- About this task
The reply should hold only the lines below from the one with "Enumerate this screenshot's" to the end, each copied exactly.

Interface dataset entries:

----------

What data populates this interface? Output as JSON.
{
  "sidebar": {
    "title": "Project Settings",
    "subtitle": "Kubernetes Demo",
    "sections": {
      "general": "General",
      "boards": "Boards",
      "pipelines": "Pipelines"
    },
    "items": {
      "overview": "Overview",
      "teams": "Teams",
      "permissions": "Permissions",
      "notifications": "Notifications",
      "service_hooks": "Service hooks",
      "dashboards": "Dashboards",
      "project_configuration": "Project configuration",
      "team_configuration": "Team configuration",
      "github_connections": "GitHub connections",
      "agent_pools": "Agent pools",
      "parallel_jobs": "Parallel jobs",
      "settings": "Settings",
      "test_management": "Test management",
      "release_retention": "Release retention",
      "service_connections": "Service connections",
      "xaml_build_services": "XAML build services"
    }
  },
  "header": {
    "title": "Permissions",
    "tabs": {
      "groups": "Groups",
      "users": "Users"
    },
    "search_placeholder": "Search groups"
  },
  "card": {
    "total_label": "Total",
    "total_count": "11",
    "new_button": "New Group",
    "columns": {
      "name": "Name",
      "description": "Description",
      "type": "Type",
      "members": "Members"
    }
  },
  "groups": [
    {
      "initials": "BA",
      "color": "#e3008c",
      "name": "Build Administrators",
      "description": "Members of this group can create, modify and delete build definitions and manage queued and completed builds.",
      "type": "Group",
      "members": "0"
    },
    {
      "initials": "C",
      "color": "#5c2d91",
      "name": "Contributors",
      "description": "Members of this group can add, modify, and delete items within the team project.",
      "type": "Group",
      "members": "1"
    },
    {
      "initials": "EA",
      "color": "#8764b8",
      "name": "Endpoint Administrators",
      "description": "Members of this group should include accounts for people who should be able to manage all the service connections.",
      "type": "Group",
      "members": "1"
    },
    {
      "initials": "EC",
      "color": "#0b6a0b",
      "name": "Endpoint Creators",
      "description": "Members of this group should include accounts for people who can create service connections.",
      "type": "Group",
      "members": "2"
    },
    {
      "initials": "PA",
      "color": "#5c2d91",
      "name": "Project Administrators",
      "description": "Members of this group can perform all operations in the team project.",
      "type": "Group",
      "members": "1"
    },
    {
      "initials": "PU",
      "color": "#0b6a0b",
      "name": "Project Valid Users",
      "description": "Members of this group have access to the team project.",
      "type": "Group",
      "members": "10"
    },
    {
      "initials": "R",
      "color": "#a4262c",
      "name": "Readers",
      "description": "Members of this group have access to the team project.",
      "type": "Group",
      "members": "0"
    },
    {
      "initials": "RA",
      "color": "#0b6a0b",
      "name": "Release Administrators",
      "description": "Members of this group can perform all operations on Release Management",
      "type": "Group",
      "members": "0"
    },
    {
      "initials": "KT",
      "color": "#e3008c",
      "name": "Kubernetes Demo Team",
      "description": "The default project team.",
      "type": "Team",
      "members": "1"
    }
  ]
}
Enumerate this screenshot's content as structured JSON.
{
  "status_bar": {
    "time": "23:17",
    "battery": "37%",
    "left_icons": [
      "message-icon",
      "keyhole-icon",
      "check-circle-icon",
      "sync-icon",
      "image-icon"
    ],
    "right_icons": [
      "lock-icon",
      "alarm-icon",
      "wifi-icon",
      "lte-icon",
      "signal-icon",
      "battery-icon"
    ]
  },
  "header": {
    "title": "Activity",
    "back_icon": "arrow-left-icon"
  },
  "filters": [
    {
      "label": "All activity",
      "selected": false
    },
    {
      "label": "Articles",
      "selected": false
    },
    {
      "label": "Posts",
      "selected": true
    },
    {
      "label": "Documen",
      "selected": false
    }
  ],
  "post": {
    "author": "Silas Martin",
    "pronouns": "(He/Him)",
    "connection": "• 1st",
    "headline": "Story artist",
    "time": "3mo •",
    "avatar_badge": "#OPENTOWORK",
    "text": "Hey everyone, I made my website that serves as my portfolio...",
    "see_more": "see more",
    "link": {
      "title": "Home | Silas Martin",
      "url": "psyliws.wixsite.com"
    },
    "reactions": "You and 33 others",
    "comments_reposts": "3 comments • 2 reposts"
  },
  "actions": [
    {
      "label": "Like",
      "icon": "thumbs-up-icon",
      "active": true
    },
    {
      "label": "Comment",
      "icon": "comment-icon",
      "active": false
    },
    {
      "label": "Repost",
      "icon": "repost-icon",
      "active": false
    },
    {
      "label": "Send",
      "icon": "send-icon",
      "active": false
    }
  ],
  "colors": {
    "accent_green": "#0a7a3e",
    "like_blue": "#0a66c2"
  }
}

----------

- Your solution
Enumerate this screenshot's content as structured JSON.
{
  "status_bar": {
    "time": "23:17",
    "battery": "37%",
    "left_icons": [
      "message-icon",
      "keyhole-icon",
      "check-circle-icon",
      "sync-icon",
      "image-icon"
    ],
    "right_icons": [
      "lock-icon",
      "alarm-icon",
      "wifi-icon",
      "lte-icon",
      "signal-icon",
      "battery-icon"
    ]
  },
  "header": {
    "title": "Activity",
    "back_icon": "arrow-left-icon"
  },
  "filters": [
    {
      "label": "All activity",
      "selected": false
    },
    {
      "label": "Articles",
      "selected": false
    },
    {
      "label": "Posts",
      "selected": true
    },
    {
      "label": "Documen",
      "selected": false
    }
  ],
  "post": {
    "author": "Silas Martin",
    "pronouns": "(He/Him)",
    "connection": "• 1st",
    "headline": "Story artist",
    "time": "3mo •",
    "avatar_badge": "#OPENTOWORK",
    "text": "Hey everyone, I made my website that serves as my portfolio...",
    "see_more": "see more",
    "link": {
      "title": "Home | Silas Martin",
      "url": "psyliws.wixsite.com"
    },
    "reactions": "You and 33 others",
    "comments_reposts": "3 comments • 2 reposts"
  },
  "actions": [
    {
      "label": "Like",
      "icon": "thumbs-up-icon",
      "active": true
    },
    {
      "label": "Comment",
      "icon": "comment-icon",
      "active": false
    },
    {
      "label": "Repost",
      "icon": "repost-icon",
      "active": false
    },
    {
      "label": "Send",
      "icon": "send-icon",
      "active": false
    }
  ],
  "colors": {
    "accent_green": "#0a7a3e",
    "like_blue": "#0a66c2"
  }
}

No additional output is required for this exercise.